The deal, which would see the combined California-based drive manufacturers carry the Seagate name, has been approved by the boards of both companies. It is expected to be completed in the second half of next year.
Seagate predicted that the combined entity will generate “significant synergies,” including saving US$300 million in annual operating expenses after the first full year of integration.
“These capabilities will enable the combined company to compete more effectively as the highly competitive data storage industry addresses the challenges and opportunities for significant growth that lie ahead,” Seagate said in a statement.
The deal is a vindication of sorts for Dr. C.S. Park, a member of Maxtor’s board who stepped in to become CEO in November 2004 when the company was in trouble and brought in Michael Wingert the same month to be president and CEO. Duston Williams was added as vice-president and chief financial officer a month later.
Maxtor had been losing money and market share in enterprise and desktop spaces, said Brian Babineau, an analyst with the Enterprise Strategy Group based in Paolo Alto, Calif. In the third quarter of 2004 it lost US$95 million alone.
But the moves to shake up the company worked. In October it reported a third quarter loss of only US$17 million.
“Seagate wanted to wait to make sure the turnaround was complete but (Maxtor) was not too big, and went after it,” observed Babineau.
“It’s an aggressive move by Seagate, and a good job by Maxtor to turn the Titanic around before it sunk.”
Babineau thinks Western Digital should be pleased because a competitor, particularly among OEM storage and PC manufacturers, has been taken out.
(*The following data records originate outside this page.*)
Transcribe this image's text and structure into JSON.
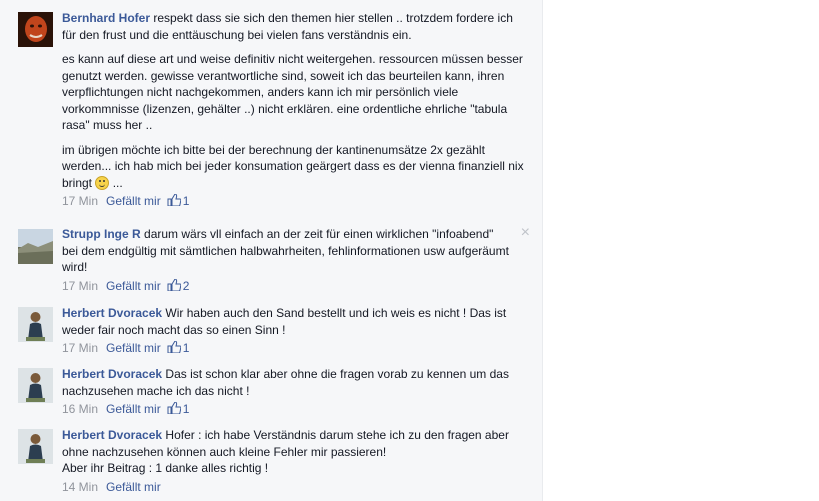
{
  "comments": [
    {
      "author": "Bernhard Hofer",
      "paragraphs": [
        "respekt dass sie sich den themen hier stellen .. trotzdem fordere ich für den frust und die enttäuschung bei vielen fans verständnis ein.",
        "es kann auf diese art und weise definitiv nicht weitergehen. ressourcen müssen besser genutzt werden. gewisse verantwortliche sind, soweit ich das beurteilen kann, ihren verpflichtungen nicht nachgekommen, anders kann ich mir persönlich viele vorkommnisse (lizenzen, gehälter ..) nicht erklären. eine ordentliche ehrliche \"tabula rasa\" muss her ..",
        "im übrigen möchte ich bitte bei der berechnung der kantinenumsätze 2x gezählt werden... ich hab mich bei jeder konsumation geärgert dass es der vienna finanziell nix bringt",
        "..."
      ],
      "time": "17 Min",
      "like_label": "Gefällt mir",
      "likes": "1"
    },
    {
      "author": "Strupp Inge R",
      "paragraphs": [
        "darum wärs vll einfach an der zeit für einen wirklichen \"infoabend\" bei dem endgültig mit sämtlichen halbwahrheiten, fehlinformationen usw aufgeräumt wird!"
      ],
      "time": "17 Min",
      "like_label": "Gefällt mir",
      "likes": "2",
      "close": "×"
    },
    {
      "author": "Herbert Dvoracek",
      "paragraphs": [
        "Wir haben auch den Sand bestellt und ich weis es nicht ! Das ist weder fair noch macht das so einen Sinn !"
      ],
      "time": "17 Min",
      "like_label": "Gefällt mir",
      "likes": "1"
    },
    {
      "author": "Herbert Dvoracek",
      "paragraphs": [
        "Das ist schon klar aber ohne die fragen vorab zu kennen um das nachzusehen mache ich das nicht !"
      ],
      "time": "16 Min",
      "like_label": "Gefällt mir",
      "likes": "1"
    },
    {
      "author": "Herbert Dvoracek",
      "paragraphs": [
        "Hofer : ich habe Verständnis darum stehe ich zu den fragen aber ohne nachzusehen können auch kleine Fehler mir passieren!",
        "Aber ihr Beitrag : 1 danke alles richtig !"
      ],
      "time": "14 Min",
      "like_label": "Gefällt mir"
    }
  ]
}
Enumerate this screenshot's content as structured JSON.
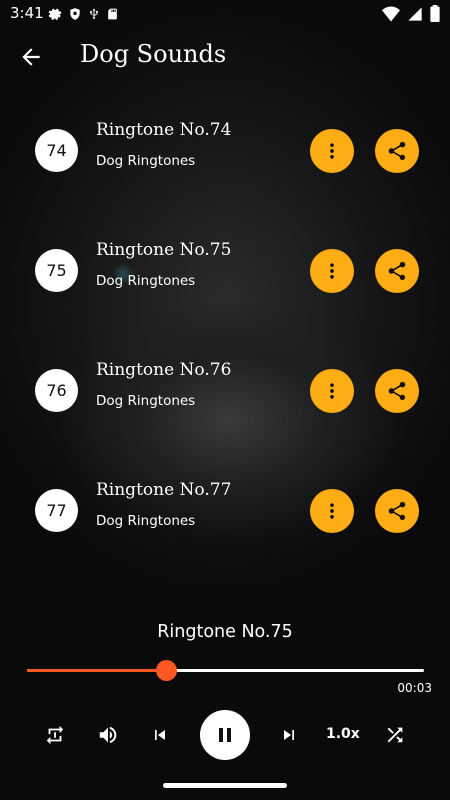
{
  "status": {
    "time": "3:41",
    "left_icons": [
      "gear-icon",
      "shield-icon",
      "usb-icon",
      "sd-card-icon"
    ],
    "right_icons": [
      "wifi-icon",
      "signal-icon",
      "battery-icon"
    ]
  },
  "appbar": {
    "title": "Dog Sounds",
    "back_icon": "arrow-back-icon"
  },
  "ringtones": [
    {
      "number": "74",
      "title": "Ringtone No.74",
      "subtitle": "Dog Ringtones"
    },
    {
      "number": "75",
      "title": "Ringtone No.75",
      "subtitle": "Dog Ringtones"
    },
    {
      "number": "76",
      "title": "Ringtone No.76",
      "subtitle": "Dog Ringtones"
    },
    {
      "number": "77",
      "title": "Ringtone No.77",
      "subtitle": "Dog Ringtones"
    }
  ],
  "player": {
    "now_playing": "Ringtone No.75",
    "elapsed": "00:03",
    "progress_fraction": 0.35,
    "speed": "1.0x",
    "controls": [
      "repeat-icon",
      "volume-icon",
      "previous-icon",
      "pause-icon",
      "next-icon",
      "speed",
      "shuffle-icon"
    ]
  },
  "colors": {
    "accent": "#ffad14",
    "progress": "#ff5722"
  }
}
Maxtor was a big foe in the consumer and small server markets, he said. Its stock price jumped on the news, he noted.
“I think Hitachi (Global Storage Technologies) is a little more concerned because it built up (market) share when Maxtor faltered . . . Seagate’s going to be a much stronger competitor against Hitachi.
“The happiest company may be Toshiba who I believe is coming back into the disk drive business slowly with their own technology for consumers. Now they’ve got a little bit more room for their products.”
Corporations, storage manufacturers and system builders have seen great deals when buying hard drives for the past few years as competition and innovation drove down prices.
But if Seagate Technology seals its bid to buy Maxtor Corp. the price of mass storage could increase, according to industry members.
With the number of American hard drive manufacturers knocked down to two (the other is Western Digital) and Seagate able to get better pricing from its suppliers, buyers going to get better quality drives, predicts Babineau.
“But they’re going to have to pay a bigger price,” he added.
“When you go to fewer (hard disk) suppliers you have to expect pricing to be a little bit higher, or more stable.”
“Given the consolidation in the marketplace, I can’t see how this will bring additional downward pressure on prices,” agreed Howard Goldberg, president of Skydata Corp. of Mississauga, Ont., which resells storage systems from EMC Corp., Sony and others.
“One would believe it will have the opposite impact.”
On the other hand, he added, if Seagate is more profitable by eliminating a competitor, buyers should see benefits in better drives.